by Bill Droel
The term intrinsic evil is appropriate in a philosophy or theology classroom where students are presumably acquainted with some Aristotelian distinctions. Used in a presidential campaign, the term asks too much of electoral politics. Our U.S. Catholic bishops employ the term intrinsic evil a dozen times in their 2016 election guide, Forming Consciences for Faithful Citizenship. The term’s use there is, in the opinion of “The Working Catholic,” one more example of moralizing; one more ingredient in the disenchantment and frustration of our citizenry.

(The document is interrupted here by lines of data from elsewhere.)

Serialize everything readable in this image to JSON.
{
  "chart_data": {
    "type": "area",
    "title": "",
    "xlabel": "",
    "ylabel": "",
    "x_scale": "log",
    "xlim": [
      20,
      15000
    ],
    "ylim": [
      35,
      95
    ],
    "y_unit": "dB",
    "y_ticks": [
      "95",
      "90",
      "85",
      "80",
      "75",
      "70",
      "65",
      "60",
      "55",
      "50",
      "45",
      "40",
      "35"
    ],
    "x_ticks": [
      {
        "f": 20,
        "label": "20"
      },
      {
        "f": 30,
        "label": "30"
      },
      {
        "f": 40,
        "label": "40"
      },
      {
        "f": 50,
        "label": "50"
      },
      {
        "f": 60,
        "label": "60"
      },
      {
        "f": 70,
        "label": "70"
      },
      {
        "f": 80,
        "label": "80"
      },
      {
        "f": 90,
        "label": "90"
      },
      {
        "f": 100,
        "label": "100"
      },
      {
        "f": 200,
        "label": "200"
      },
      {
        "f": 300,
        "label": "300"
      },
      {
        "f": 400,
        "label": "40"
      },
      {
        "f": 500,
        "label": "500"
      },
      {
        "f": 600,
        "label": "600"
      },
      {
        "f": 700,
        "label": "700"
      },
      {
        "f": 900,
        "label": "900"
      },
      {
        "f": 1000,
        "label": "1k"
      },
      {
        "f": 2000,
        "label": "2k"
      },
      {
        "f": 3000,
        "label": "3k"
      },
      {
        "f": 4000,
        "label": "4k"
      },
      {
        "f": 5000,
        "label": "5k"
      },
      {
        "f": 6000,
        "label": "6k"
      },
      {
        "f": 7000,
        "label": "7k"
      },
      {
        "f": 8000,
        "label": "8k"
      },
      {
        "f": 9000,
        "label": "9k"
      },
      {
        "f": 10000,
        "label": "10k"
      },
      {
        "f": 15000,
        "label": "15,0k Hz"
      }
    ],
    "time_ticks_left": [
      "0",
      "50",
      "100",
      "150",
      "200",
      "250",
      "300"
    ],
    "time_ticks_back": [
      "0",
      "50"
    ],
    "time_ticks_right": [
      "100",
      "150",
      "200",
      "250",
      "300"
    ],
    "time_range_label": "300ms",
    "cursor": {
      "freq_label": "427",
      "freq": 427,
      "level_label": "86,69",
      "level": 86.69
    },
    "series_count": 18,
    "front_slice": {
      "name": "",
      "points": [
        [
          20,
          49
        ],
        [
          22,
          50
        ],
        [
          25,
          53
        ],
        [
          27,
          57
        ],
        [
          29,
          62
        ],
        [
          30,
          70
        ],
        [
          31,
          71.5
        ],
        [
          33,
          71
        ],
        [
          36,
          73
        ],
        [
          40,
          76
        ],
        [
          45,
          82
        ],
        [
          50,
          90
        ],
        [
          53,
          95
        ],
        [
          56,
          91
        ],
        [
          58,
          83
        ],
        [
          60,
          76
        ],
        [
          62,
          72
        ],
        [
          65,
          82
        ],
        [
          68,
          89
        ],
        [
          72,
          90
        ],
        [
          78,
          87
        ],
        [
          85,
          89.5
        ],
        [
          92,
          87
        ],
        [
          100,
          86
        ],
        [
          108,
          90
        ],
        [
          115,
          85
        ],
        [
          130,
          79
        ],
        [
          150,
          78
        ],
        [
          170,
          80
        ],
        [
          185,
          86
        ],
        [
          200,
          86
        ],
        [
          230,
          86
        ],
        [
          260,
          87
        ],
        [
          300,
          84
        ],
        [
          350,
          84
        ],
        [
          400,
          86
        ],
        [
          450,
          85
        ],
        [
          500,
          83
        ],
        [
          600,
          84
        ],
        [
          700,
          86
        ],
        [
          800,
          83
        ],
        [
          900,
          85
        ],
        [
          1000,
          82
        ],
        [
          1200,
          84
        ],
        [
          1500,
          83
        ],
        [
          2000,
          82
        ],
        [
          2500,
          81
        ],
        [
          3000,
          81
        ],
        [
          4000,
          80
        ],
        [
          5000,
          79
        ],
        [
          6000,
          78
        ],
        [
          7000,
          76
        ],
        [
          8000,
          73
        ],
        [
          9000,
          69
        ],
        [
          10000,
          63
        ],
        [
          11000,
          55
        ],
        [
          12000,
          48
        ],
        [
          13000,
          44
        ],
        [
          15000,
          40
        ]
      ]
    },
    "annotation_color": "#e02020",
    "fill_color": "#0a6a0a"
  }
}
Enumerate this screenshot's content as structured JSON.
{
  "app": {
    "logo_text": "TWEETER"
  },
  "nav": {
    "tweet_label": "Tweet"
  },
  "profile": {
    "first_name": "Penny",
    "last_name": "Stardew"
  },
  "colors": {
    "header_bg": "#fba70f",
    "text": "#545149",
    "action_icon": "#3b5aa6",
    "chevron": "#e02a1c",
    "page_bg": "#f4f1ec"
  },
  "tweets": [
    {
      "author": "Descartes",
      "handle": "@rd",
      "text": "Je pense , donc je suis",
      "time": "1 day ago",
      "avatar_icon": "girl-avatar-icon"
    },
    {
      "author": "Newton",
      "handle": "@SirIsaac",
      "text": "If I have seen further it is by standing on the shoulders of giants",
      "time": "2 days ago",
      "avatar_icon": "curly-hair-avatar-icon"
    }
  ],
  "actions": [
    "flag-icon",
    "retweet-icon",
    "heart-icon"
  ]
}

Politics is a “messy, limited [and] muddled activity,” writes Bernard Crick (1929-2008) in Defense of Politics (University of Chicago Press, 1962). Yet it is the most beautiful way of balancing public interests, lifestyle choices, conflicting rights, interwoven responsibilities and changing times. Politics (with its laws or policies) is always imperfect because politics is an exercise in this-worldly approximate justice. Its results at sunset must be renewed through the exercise of public virtues tomorrow morning. Read more